Is JBFC tapping into a “silver bullet” to end poverty?

June 22, 2012 4:13 pm Published by

JBFC’s mission began with reaching out to the girls that Tanzanian society and even other non-governmental organizations had forgotten or overlooked. We couldn’t stop with providing a safe, loving home for abandoned and abused girls. Once they were cared for, they needed to be educated. That’s why we started the Joseph & Mary Primary School.

According to UNICEF, Tanzania is succeeding when it comes to primary school participation, with 97 percent of Tanzanian children enrolled.

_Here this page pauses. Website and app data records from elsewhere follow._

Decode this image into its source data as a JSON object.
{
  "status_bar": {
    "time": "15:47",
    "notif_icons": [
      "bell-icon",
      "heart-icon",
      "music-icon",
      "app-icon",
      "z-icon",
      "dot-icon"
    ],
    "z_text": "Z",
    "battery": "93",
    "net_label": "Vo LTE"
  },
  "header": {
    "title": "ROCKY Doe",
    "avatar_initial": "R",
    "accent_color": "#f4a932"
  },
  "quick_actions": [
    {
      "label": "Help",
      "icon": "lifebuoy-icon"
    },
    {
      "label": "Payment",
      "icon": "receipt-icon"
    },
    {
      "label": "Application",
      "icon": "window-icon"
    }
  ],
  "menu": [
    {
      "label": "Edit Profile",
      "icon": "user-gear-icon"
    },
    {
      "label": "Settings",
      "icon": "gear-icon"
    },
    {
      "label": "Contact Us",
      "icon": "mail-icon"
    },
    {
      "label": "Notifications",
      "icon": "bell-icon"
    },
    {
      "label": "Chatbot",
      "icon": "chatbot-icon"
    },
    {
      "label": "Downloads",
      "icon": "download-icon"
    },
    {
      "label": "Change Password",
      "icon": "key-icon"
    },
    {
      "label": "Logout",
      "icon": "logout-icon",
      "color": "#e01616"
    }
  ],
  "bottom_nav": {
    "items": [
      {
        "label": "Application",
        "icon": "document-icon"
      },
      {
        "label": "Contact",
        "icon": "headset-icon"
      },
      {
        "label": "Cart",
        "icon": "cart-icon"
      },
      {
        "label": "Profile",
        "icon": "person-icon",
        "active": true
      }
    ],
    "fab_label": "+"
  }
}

And girls are actually doing slightly better than boys, with 82 percent of girls attending school compared with only 79 percent of boys.

But that success plummets dramatically when it comes to secondary school education.

Robert L. Galluci, the President of the John D. and Catherine T. MacArthur Foundation, recently wrote in his blog, *“The Power of Educating Girls:” 

Around the world, 35 million girls who should be in primary or secondary school are not; half of them are in sub-Saharan Africa, according to the World Bank.”

In Tanzania, where we’ve achieved nearly universal primary school enrollment, UNICEF reports less than 1 in 4 Tanzania girls are attending secondary school.

Less than 1 in 4.

JBFC’s Joseph and Primary School expanded this year to add secondary school, so our students could continue their education beyond seventh grade.  This is a picture of our first class of secondary students.

More than half of them are girls.
In fact, the girls at our secondary school almost outnumber the boys 2 to 1.

All of our girls who completed seventh-grade went on to 8thgrade.

In Galluci’s words:

For those of us committed to addressing global poverty, improving education for girls may be the closest thing to a silver bullet. 

More education for girls brings well demonstrated benefits for them. Girls with higher levels of education marry later, have smaller families, survive childbirth at higher rates, experience reduced incidences of HIV/AIDS, have children more likely to survive to age five and earn more money.”

If it’s a silver bullet, JBFC seems to have tapped into a solution.

Again, Galluci:

Progress cannot come fast enough for girls and their communities in the developing world.

At JBFC, we couldn’t agree more.

* The Power of Educating Girls was originally published on Huffington Post on June 4, 2012.

Categorized in: , , , , ,

This post was written by Mainsprings